EXERCISE BRIEF - Which of the lines below contain the string "author"? Pull each one out of the data.

RECORD SET -
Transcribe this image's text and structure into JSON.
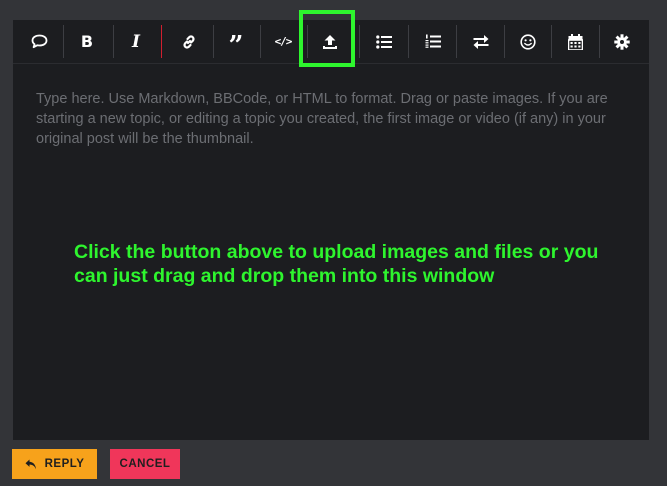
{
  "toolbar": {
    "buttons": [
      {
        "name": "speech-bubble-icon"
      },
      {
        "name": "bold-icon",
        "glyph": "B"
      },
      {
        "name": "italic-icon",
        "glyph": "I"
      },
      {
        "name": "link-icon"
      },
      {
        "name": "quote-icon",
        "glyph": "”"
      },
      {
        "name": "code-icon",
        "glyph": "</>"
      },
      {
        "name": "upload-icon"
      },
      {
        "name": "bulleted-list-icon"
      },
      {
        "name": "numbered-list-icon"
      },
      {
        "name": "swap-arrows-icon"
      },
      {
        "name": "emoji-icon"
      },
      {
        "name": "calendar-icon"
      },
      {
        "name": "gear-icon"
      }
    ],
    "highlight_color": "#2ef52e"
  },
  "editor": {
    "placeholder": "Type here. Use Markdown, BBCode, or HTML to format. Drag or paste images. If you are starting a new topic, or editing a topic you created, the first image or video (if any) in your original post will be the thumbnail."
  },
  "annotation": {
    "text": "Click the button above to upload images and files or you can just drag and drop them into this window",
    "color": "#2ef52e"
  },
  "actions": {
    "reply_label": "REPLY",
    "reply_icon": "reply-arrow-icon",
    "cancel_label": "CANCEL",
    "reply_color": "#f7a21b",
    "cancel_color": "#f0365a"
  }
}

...

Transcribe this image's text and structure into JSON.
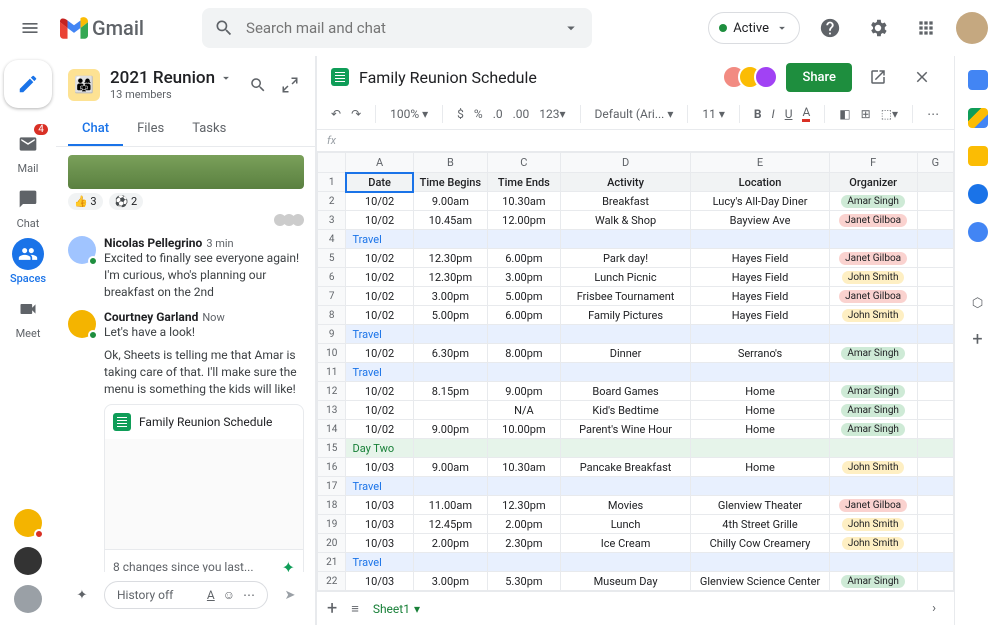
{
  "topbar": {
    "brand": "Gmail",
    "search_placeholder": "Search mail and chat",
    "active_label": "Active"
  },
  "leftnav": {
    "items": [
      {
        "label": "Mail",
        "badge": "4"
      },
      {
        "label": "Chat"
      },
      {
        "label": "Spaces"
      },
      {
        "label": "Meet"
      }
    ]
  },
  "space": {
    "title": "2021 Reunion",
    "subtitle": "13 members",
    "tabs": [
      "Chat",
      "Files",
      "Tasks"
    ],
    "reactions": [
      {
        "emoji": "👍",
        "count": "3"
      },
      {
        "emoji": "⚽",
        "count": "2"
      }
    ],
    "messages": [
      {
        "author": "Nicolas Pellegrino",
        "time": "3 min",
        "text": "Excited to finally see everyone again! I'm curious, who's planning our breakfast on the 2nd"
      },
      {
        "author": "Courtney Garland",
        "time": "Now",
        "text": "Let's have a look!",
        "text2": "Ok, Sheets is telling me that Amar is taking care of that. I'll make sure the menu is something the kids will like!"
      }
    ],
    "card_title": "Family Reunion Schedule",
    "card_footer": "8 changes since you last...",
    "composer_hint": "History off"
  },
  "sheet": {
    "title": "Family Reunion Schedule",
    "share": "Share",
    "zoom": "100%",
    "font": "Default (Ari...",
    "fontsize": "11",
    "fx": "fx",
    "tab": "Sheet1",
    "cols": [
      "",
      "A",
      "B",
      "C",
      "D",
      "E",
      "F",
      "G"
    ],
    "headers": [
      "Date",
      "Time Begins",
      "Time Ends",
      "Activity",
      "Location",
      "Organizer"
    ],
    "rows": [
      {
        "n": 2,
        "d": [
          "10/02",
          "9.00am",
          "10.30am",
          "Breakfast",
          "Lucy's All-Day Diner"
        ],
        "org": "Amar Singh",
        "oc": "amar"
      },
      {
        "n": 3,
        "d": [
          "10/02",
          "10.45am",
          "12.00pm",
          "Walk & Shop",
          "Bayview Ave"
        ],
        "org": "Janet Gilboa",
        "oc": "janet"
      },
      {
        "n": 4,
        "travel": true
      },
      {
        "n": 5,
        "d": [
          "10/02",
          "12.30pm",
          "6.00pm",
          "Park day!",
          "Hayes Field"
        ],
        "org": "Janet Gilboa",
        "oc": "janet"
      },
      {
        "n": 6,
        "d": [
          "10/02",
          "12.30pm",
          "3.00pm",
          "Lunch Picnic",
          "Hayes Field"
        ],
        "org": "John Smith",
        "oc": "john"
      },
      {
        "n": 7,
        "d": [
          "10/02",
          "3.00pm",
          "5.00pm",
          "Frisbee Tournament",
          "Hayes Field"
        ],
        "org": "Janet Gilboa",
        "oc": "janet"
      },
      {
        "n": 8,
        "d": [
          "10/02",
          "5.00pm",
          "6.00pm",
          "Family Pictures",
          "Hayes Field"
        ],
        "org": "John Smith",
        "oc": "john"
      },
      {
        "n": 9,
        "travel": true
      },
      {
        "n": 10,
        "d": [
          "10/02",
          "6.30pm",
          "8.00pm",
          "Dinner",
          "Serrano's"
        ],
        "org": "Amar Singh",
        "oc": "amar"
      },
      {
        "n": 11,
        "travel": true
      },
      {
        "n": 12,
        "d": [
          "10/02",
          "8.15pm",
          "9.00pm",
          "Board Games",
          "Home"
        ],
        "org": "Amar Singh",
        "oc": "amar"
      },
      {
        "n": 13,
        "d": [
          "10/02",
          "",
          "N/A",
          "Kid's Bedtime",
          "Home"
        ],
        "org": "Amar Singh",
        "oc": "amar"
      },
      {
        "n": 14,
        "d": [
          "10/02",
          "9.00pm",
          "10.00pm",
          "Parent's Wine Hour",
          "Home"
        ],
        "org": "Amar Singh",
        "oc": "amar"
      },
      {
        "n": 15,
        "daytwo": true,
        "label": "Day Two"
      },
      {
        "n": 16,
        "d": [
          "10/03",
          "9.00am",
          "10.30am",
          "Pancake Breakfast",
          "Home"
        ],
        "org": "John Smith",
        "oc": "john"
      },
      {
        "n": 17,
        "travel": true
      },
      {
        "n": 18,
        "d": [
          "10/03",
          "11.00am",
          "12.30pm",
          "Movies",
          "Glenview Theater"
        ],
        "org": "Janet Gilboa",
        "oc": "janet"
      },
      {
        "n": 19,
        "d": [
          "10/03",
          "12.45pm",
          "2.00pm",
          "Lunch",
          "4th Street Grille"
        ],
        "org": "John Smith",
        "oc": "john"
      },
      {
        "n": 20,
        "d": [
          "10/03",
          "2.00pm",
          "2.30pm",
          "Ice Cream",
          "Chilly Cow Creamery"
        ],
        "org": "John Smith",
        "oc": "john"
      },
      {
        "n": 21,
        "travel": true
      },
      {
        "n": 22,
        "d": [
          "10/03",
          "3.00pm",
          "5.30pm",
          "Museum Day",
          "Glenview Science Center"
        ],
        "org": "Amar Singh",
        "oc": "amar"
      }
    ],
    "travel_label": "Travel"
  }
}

OUTPUT OF THE TASK -
        "author": "Nicolas Pellegrino",
        "author": "Courtney Garland",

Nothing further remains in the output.